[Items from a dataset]
----------------

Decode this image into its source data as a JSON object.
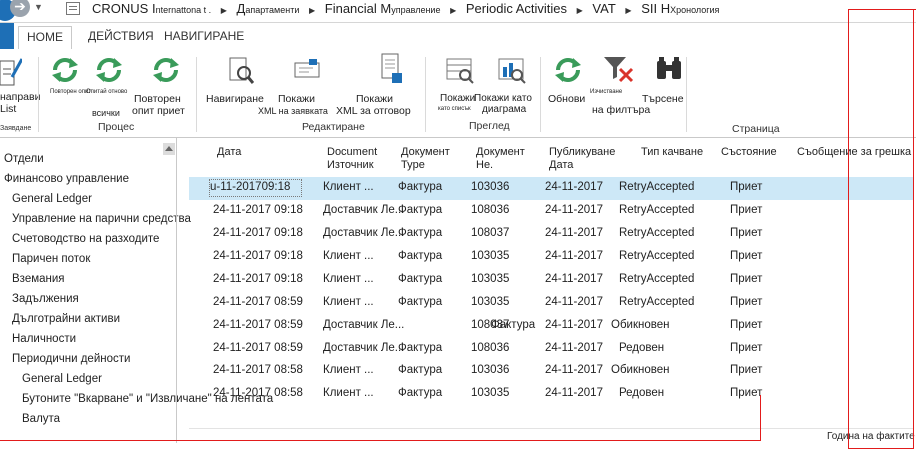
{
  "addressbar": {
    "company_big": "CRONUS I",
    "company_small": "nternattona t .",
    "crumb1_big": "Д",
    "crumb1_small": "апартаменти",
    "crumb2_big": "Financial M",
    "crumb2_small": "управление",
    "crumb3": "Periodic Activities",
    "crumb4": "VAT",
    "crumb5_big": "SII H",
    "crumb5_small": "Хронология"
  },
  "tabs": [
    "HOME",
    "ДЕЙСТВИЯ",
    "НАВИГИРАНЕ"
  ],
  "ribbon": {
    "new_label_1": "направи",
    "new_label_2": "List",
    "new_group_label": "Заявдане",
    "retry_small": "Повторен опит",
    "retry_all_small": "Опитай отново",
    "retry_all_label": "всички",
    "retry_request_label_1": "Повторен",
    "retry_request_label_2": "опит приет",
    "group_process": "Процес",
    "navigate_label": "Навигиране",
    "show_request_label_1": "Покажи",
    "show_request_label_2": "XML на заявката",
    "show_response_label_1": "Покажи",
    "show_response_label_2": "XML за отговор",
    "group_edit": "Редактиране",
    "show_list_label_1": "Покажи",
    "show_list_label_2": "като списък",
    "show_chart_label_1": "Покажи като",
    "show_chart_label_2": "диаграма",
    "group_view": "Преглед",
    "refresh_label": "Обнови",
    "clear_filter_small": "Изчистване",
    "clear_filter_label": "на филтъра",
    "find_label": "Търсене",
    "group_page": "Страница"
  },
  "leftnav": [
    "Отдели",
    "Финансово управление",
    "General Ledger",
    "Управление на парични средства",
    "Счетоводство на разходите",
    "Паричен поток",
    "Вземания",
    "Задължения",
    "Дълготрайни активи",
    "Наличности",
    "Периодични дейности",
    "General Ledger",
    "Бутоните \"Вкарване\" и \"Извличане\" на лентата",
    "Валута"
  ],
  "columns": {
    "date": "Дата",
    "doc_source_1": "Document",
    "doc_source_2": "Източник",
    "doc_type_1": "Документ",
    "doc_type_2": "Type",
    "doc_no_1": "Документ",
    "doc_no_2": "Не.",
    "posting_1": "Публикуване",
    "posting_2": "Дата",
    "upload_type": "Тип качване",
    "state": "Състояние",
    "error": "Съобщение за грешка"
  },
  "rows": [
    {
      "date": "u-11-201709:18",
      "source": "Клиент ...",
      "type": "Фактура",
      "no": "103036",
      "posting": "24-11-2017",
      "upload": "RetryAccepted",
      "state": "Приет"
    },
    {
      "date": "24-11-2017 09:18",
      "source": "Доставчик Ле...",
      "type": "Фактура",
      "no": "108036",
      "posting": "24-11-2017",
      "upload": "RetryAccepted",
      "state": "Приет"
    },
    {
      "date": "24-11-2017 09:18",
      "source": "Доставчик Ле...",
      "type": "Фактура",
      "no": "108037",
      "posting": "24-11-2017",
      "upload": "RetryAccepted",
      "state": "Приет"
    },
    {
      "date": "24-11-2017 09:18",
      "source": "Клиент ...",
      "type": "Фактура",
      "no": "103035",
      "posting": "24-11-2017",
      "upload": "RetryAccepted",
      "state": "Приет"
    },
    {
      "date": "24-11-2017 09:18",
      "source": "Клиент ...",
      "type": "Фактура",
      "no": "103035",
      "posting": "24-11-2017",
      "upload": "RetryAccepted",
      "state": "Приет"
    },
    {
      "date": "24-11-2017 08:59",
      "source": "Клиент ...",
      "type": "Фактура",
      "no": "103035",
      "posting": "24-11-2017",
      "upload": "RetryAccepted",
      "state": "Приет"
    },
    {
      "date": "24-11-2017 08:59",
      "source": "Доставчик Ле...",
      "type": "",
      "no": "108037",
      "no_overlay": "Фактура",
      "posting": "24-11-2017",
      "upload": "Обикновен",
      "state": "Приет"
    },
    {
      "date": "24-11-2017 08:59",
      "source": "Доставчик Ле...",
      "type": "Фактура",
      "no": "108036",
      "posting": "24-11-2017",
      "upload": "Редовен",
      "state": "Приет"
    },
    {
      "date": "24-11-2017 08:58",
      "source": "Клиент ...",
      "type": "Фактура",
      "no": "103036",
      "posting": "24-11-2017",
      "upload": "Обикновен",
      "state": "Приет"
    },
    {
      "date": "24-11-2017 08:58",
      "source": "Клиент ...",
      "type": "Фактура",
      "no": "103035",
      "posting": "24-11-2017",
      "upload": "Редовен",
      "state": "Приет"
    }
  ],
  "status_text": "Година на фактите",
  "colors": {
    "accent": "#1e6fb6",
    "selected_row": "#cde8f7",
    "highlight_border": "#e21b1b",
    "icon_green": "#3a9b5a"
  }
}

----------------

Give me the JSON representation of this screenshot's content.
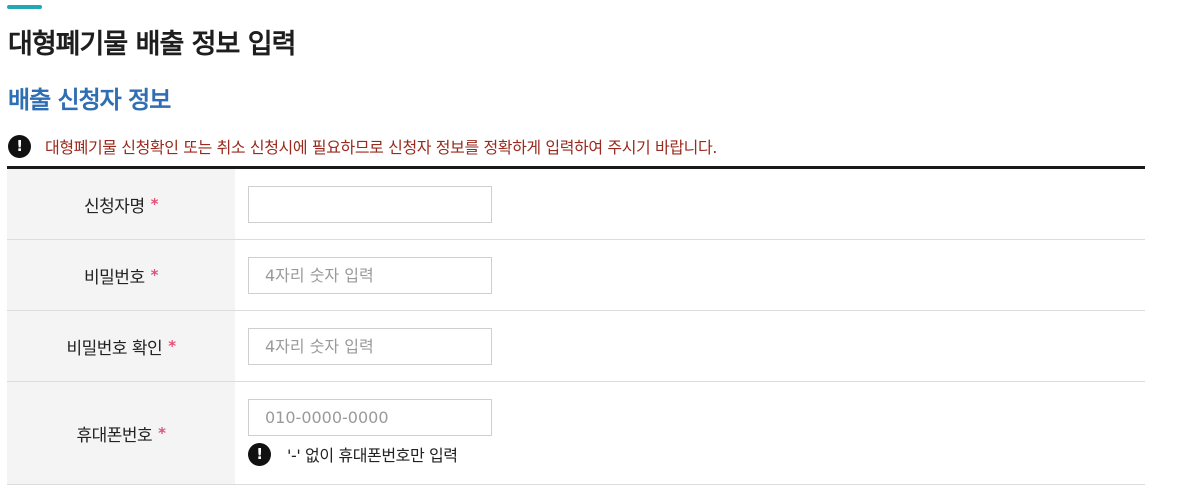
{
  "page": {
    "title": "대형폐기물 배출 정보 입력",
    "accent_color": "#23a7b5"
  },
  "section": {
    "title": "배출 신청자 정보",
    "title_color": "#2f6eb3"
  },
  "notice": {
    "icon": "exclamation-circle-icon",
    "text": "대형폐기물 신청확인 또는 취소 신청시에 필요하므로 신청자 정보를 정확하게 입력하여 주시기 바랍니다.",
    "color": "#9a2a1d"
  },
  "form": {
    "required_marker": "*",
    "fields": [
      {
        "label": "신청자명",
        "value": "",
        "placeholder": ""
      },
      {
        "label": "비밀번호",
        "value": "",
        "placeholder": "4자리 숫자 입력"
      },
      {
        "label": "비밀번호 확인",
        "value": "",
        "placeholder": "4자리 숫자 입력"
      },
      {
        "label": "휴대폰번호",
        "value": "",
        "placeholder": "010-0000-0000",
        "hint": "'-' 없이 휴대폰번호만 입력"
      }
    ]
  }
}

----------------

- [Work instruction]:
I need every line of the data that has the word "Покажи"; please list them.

- [Exercise result]:
    "show_request_label_1": "Покажи",
    "show_response_label_1": "Покажи",
    "show_list_label_1": "Покажи",
    "show_chart_label_1": "Покажи като",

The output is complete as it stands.